Evidence shows that there are ways to prevent quadriceps strain injuries and re-injuries.
An active warm-up should always precede any type of rehabilitation exercises as it has been shown to activate neural pathways in the muscle and reduce muscle viscosity (see reference). A proper warm-up begins with mild aerobic activity for 5-to-10 minutes to increase blood flow to the muscles, which increases their temperature and makes the fibers more responsive to stretching.
Quadriceps muscle flexibility should be part of any prevention program targeted to reduce rectus femoris injury. Dynamic stretching is preferred because, unlike static stretching, it is not associated with strength or performance deficits as studies suggest that dynamic stretching may even increase acute muscular power, such as leg extension power as demonstrated in one study.
Strengthening helps in improving muscle function, range of motion, and mobility, increasing efficiency and performance as well as reducing fatigue, all of which can greatly reduce the chances of injury. The benefits of targeted strengthening exercises have been documented, as they promote the strengthening of the soft and bony structures. Strength training needs to be targeted and specific, that is, strengthening the right muscle specific to its function relative to the condition where injury typically occurs. As calf strain is often associated with the weakness in the eccentric strength of the gastrocnemius, resistance exercises targeting eccentric strength, as well as strength endurance have been implicated in preventing future muscle strains.
Jump-landing training focusing on decreasing the quadriceps to hamstring ratio is already recommended to decrease the risk of injuries for anterior cruciate ligament ruptures during jumping tasks, which may also apply to decrease the risk of quadriceps strains (see reference)
Athletes should strengthen their quadriceps eccentrically, which was also seen to decrease the incidence of hamstrings strains(see reference).
Core stability has been shown to decrease chances of lower extremity injuries, including injuries to the quadriceps muscles (see reference).
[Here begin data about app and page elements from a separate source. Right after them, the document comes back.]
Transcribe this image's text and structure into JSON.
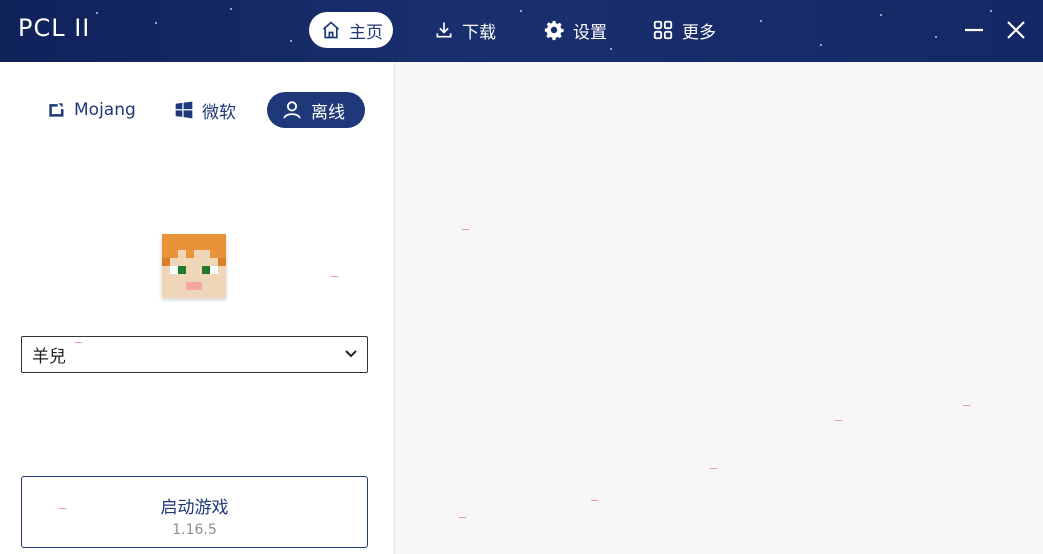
{
  "app": {
    "title": "PCL II"
  },
  "nav": [
    {
      "label": "主页",
      "icon": "home-icon",
      "active": true
    },
    {
      "label": "下载",
      "icon": "download-icon",
      "active": false
    },
    {
      "label": "设置",
      "icon": "gear-icon",
      "active": false
    },
    {
      "label": "更多",
      "icon": "grid-icon",
      "active": false
    }
  ],
  "login_tabs": [
    {
      "label": "Mojang",
      "icon": "mojang-icon",
      "active": false
    },
    {
      "label": "微软",
      "icon": "windows-icon",
      "active": false
    },
    {
      "label": "离线",
      "icon": "user-icon",
      "active": true
    }
  ],
  "account": {
    "selected": "羊兒"
  },
  "launch": {
    "label": "启动游戏",
    "version": "1.16.5"
  },
  "colors": {
    "accent": "#1f3879",
    "titlebar": "#142866"
  }
}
While stretching techniques have been proven to be effective in increasing muscle flexibility, studies have reported stretching, both static and dynamic, may cause a reduction in the maximal force output of the muscle (see reference). The application of localized vibration to the hamstrings of one leg has been reported to increase its flexibility without affecting the isometric strength of both the hamstrings and quadriceps of either leg (see reference). These suggest that localized vibration therapy, such as by Recovapro, may enhance or replace stretching for gaining flexibility without affecting the strength of the muscles.
CREDIT: Andy Murray Photograph by Lucy Nicholson/Reuters and Adam Pretty/Getty Images